And he is right in when he identifies significant differences between the two issues.   No-one has ever suggested that women in general are sinful if they seek a loving, faithful, self-giving relationship (except if that relationship is with another woman).  No conservative has suggested that women should seek to seek healing for their sexual identity or embrace abstinence in order to be acceptable to God and the church.  Women can be clearly identified in the Bible, and are present in almost all New Testament contexts, and Paul is clear in his radical theology that “In Christ there is no male of female”.  Indeed it would be profoundly sad and inappropriate if there were people who would oppose the full inclusion of women in the church’s ministry simply because they were opposed the inclusion of homosexuals.

But having said that, there are striking parallels in the process of discernment for both issues.

Both require us to re-examine Biblical texts which, when taken at face value exclude any change in traditional teaching.  In the case of women’s ministry, the verses include clear statements excluding women from having authority over a man, and describing the idea of a women speaking in church as ‘shameful’.  In the case of homosexuals the verses which exclude are well known to evangelicals, even if their meaning and context is less clear.

The process of re-examination which is needed in both cases is also similar.  Proponents of a new understanding on either issue call for the texts to be considered within their cultural context and purpose before being weighed against other passages of scripture which might point to the possibility of a more inclusive approach.

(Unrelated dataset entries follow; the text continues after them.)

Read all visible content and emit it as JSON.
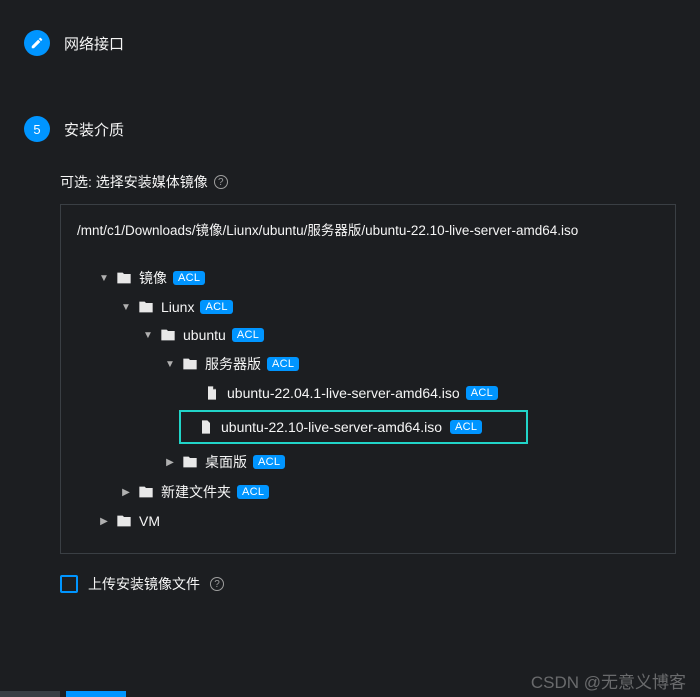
{
  "section_network": {
    "label": "网络接口"
  },
  "section_install": {
    "step_number": "5",
    "label": "安装介质",
    "field_label": "可选: 选择安装媒体镜像",
    "upload_label": "上传安装镜像文件"
  },
  "badges": {
    "acl": "ACL"
  },
  "path": "/mnt/c1/Downloads/镜像/Liunx/ubuntu/服务器版/ubuntu-22.10-live-server-amd64.iso",
  "tree": {
    "root": {
      "label": "镜像",
      "children": {
        "liunx": {
          "label": "Liunx",
          "children": {
            "ubuntu": {
              "label": "ubuntu",
              "children": {
                "server": {
                  "label": "服务器版",
                  "files": {
                    "f1": "ubuntu-22.04.1-live-server-amd64.iso",
                    "f2": "ubuntu-22.10-live-server-amd64.iso"
                  }
                },
                "desktop": {
                  "label": "桌面版"
                }
              }
            }
          }
        },
        "newfolder": {
          "label": "新建文件夹"
        }
      }
    },
    "vm": {
      "label": "VM"
    }
  },
  "watermark": "CSDN @无意义博客"
}
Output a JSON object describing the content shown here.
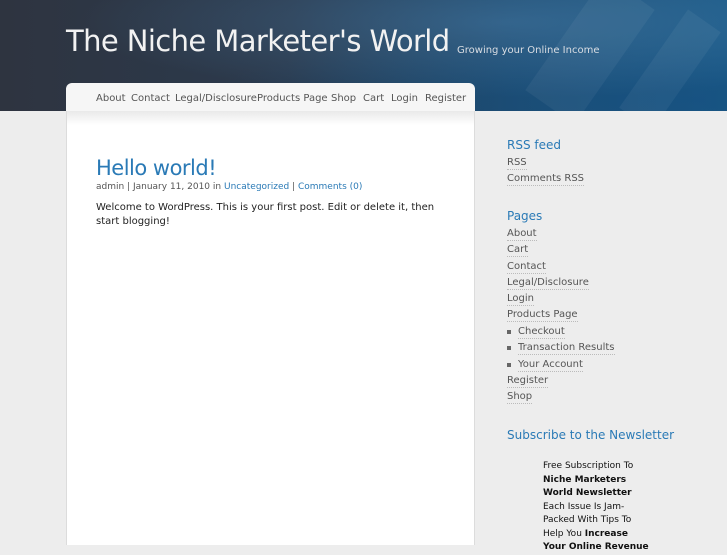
{
  "header": {
    "site_title": "The Niche Marketer's World",
    "tagline": "Growing your Online Income"
  },
  "nav": {
    "items": [
      {
        "label": "About"
      },
      {
        "label": "Contact"
      },
      {
        "label": "Legal/Disclosure"
      },
      {
        "label": "Products Page"
      },
      {
        "label": "Shop"
      },
      {
        "label": "Cart"
      },
      {
        "label": "Login"
      },
      {
        "label": "Register"
      }
    ]
  },
  "post": {
    "title": "Hello world!",
    "author": "admin",
    "date": "January 11, 2010",
    "in_word": "in",
    "category": "Uncategorized",
    "comments": "Comments (0)",
    "body": "Welcome to WordPress. This is your first post. Edit or delete it, then start blogging!"
  },
  "sidebar": {
    "rss_heading": "RSS feed",
    "rss_links": [
      "RSS",
      "Comments RSS"
    ],
    "pages_heading": "Pages",
    "pages": [
      "About",
      "Cart",
      "Contact",
      "Legal/Disclosure",
      "Login",
      "Products Page"
    ],
    "subpages": [
      "Checkout",
      "Transaction Results",
      "Your Account"
    ],
    "pages_after": [
      "Register",
      "Shop"
    ],
    "newsletter_heading": "Subscribe to the Newsletter",
    "newsletter": {
      "line1": "Free Subscription To",
      "bold1": "Niche Marketers World Newsletter",
      "line2": "Each Issue Is Jam-Packed With Tips To Help You",
      "bold2": "Increase Your Online Revenue"
    }
  },
  "colors": {
    "link": "#2a7ab6",
    "header_dark": "#2e3440",
    "header_blue": "#1b5884"
  }
}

Both issues require an openness from us to be challenged on our own received cultural presuppositions and norms – what we think is ‘normal’ and ‘obvious’ because of the Christian culture we have been brought up in.

The difference, as Stephen Kuhrt points out is the lack of identifiably ‘gay’ people in the early church.  While a careful reading of Roman 16 reveals the possibility (or probability – depending on your point of view) of women in leadership, there are no such examples of openly ‘gay’ people.  But this absence in Scripture is not surprising, as it is similarly difficult to demonstrate a model of exclusive, partnered, faithful same-sex relationships in secular society at that time either. 

The same cannot be said of our society today. 

Homosexuality is identified by the vast majority of people as an orientation rather than a recreational choice.  There are plenty of examples of same-sex relationships today which exhibit the same characteristics of love, commitment and fidelity as marriage.  Indeed, there are partnered homosexual Christians in ministry and leadership in a wide variety of churches.

The joy and blessing which Stephen Kuhrt has found in welcoming women into ministry at his own church is wonderful to read about, and there are many who have experienced that same joy and blessing as they have begun to welcome LGB&T Christians into their churches in a more inclusive way.  Those of us who have experienced the blessing which LGB&T Christians can bring, know that full inclusion in the church – of women and of homosexuals – will further demonstrate the joy and blessing of faith in Jesus Christ.

The debates of women’s ministry and homosexuality are different – but the issues which they call us to address have striking parallels, as are the potential blessings which full inclusion in the church will bring.

Rev Benny Hazlehurst
Secretary of Accepting Evangelicals